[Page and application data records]

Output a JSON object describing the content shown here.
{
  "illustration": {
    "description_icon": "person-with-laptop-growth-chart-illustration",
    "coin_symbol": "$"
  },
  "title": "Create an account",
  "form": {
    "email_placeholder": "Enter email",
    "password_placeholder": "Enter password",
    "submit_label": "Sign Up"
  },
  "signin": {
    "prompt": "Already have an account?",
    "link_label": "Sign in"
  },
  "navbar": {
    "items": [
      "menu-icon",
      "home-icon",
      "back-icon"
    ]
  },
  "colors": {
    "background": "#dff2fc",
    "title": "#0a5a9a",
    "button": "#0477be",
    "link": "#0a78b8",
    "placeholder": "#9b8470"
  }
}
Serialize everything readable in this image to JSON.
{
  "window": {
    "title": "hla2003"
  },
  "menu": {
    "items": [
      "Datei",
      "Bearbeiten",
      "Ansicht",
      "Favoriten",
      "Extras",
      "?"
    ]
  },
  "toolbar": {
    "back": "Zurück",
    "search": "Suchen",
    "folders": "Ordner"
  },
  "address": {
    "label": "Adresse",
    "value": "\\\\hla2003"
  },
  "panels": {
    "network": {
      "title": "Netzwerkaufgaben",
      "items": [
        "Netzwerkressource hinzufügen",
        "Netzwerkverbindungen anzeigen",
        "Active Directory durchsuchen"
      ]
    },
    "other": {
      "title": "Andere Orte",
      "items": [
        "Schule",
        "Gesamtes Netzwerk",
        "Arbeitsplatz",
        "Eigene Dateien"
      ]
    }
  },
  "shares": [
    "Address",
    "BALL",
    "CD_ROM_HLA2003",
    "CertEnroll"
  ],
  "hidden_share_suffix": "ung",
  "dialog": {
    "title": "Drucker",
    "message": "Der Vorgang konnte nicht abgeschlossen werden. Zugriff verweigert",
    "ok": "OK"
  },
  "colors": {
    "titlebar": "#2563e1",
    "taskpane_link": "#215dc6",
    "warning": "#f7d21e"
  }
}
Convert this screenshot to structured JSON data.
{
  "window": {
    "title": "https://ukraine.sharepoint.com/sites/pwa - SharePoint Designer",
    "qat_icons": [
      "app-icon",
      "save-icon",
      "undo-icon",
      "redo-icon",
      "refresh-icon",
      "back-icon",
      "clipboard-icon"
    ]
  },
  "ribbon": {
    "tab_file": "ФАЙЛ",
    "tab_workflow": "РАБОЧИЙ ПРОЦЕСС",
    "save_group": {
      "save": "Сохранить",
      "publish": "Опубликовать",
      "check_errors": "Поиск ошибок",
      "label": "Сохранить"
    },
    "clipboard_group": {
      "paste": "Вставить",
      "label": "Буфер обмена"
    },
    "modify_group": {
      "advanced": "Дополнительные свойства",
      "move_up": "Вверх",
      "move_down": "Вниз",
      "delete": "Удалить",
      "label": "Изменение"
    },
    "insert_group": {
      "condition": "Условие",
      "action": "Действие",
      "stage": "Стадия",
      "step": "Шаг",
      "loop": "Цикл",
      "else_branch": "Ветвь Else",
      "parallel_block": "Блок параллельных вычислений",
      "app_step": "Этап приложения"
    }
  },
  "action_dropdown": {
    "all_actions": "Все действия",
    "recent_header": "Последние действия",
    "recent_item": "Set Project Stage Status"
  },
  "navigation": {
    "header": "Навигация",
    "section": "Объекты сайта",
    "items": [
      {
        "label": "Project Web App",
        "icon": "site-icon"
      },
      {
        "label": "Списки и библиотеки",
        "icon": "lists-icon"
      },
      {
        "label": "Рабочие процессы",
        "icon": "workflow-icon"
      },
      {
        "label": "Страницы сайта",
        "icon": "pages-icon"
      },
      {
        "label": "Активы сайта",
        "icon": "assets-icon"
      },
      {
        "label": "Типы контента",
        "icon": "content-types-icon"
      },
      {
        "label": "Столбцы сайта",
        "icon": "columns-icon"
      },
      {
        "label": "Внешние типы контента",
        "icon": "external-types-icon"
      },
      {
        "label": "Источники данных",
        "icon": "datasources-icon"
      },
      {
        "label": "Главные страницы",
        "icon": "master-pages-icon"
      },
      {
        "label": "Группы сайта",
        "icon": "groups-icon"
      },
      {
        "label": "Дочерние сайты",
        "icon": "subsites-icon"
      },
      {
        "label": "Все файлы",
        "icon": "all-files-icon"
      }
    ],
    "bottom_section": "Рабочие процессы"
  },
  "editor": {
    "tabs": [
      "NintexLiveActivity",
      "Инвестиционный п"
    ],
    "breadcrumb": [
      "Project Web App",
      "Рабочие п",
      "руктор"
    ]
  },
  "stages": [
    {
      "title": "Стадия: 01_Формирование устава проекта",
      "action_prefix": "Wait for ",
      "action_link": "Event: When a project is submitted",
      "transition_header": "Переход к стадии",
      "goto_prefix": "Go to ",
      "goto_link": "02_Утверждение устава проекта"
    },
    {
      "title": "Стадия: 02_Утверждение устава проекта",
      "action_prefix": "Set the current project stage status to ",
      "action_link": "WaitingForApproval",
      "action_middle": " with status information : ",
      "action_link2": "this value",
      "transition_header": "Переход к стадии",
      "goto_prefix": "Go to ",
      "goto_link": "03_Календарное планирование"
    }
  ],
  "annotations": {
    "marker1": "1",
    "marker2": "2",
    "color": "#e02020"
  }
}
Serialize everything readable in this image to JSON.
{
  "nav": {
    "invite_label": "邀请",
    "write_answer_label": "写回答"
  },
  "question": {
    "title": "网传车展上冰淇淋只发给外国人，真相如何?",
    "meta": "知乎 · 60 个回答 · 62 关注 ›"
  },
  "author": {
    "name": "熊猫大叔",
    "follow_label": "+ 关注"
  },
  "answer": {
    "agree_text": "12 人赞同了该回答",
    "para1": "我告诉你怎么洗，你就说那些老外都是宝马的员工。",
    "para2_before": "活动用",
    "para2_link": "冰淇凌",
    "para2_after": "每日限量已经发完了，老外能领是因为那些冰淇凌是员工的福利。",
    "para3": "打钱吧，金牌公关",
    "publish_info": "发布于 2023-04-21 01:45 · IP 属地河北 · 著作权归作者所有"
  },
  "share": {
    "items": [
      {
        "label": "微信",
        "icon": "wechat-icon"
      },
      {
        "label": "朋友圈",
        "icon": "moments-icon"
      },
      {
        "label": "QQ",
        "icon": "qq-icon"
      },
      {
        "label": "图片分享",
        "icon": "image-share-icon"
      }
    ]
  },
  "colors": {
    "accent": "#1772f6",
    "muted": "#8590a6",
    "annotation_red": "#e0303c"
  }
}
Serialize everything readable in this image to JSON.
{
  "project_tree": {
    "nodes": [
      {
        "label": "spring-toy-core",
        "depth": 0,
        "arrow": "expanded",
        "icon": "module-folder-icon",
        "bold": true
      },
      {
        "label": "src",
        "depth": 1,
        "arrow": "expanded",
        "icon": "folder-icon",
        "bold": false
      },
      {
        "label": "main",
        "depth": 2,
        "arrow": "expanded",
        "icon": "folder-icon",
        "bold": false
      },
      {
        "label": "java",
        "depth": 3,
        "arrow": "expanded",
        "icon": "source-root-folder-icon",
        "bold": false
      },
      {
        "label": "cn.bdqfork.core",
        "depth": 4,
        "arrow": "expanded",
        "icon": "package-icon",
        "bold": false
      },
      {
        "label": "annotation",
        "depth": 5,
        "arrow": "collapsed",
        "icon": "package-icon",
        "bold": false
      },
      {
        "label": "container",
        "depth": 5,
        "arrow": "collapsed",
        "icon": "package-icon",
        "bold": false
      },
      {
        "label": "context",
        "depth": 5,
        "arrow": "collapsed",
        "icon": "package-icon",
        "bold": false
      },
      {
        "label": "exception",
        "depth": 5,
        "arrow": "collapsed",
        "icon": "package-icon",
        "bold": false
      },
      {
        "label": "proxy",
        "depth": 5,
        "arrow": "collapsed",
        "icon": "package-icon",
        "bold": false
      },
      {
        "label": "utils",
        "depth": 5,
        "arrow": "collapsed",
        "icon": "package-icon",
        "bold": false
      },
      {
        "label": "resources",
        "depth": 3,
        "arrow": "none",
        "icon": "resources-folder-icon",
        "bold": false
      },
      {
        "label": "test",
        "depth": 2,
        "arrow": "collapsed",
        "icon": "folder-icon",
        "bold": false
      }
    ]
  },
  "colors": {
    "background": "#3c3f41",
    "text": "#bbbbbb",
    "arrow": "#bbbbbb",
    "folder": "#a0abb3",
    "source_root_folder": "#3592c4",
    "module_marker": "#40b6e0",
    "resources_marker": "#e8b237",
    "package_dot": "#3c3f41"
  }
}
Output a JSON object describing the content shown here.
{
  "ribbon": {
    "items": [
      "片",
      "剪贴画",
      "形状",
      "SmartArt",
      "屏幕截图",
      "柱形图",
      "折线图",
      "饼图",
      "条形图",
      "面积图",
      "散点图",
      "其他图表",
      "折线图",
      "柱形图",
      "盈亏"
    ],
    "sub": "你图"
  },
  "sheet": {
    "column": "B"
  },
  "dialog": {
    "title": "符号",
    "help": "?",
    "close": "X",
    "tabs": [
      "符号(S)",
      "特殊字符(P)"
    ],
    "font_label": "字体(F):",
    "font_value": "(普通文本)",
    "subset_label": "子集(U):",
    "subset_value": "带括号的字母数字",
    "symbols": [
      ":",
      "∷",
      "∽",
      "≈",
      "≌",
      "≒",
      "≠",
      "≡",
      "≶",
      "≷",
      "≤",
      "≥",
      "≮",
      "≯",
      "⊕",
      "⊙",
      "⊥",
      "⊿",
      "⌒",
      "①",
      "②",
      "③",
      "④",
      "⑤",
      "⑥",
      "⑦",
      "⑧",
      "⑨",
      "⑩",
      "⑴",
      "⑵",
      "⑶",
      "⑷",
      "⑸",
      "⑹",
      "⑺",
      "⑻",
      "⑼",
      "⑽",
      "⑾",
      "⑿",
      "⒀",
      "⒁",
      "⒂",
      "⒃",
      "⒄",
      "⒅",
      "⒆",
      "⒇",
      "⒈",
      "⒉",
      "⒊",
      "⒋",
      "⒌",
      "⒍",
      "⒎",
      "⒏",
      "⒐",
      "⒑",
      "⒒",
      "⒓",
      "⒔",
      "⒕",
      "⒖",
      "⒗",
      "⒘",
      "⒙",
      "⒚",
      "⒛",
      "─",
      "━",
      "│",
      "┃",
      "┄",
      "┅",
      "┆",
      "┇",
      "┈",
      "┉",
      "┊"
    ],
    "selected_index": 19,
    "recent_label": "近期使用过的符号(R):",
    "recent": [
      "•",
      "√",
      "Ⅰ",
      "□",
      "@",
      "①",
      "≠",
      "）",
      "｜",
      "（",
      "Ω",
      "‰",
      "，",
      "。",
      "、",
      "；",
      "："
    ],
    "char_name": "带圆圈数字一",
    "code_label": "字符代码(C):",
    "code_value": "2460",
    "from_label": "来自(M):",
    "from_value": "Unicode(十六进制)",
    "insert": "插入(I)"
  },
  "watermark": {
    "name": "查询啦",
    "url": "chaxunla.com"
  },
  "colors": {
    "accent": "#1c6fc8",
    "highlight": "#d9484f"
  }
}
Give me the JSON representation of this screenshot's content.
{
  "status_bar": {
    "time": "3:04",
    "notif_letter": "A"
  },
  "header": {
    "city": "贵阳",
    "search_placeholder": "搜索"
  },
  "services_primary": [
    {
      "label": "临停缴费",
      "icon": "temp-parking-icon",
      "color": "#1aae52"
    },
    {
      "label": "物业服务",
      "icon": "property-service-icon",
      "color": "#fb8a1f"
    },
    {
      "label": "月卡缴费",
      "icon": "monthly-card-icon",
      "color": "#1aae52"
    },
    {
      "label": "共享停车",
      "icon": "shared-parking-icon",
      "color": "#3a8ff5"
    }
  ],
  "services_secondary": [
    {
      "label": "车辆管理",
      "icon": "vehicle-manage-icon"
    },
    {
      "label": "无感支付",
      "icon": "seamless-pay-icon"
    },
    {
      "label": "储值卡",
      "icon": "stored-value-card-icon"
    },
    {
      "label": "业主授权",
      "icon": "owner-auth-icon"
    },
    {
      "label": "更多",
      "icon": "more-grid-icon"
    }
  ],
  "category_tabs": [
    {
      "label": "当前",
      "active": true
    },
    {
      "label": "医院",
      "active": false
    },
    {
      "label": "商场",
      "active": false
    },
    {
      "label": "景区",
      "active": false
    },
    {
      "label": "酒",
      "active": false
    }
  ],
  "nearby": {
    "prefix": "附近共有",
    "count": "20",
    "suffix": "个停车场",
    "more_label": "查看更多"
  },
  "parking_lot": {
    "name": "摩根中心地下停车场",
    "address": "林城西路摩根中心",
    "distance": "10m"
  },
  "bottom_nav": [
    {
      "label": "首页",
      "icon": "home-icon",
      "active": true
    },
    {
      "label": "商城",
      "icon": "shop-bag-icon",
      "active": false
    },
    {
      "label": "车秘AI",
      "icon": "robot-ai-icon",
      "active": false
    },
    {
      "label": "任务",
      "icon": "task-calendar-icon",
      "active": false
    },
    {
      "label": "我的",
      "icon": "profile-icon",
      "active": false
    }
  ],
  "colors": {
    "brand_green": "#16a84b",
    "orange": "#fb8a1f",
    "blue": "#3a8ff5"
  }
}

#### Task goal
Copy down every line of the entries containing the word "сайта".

#### Answer space
    "section": "Объекты сайта",
        "label": "Страницы сайта",
        "label": "Активы сайта",
        "label": "Столбцы сайта",
        "label": "Группы сайта",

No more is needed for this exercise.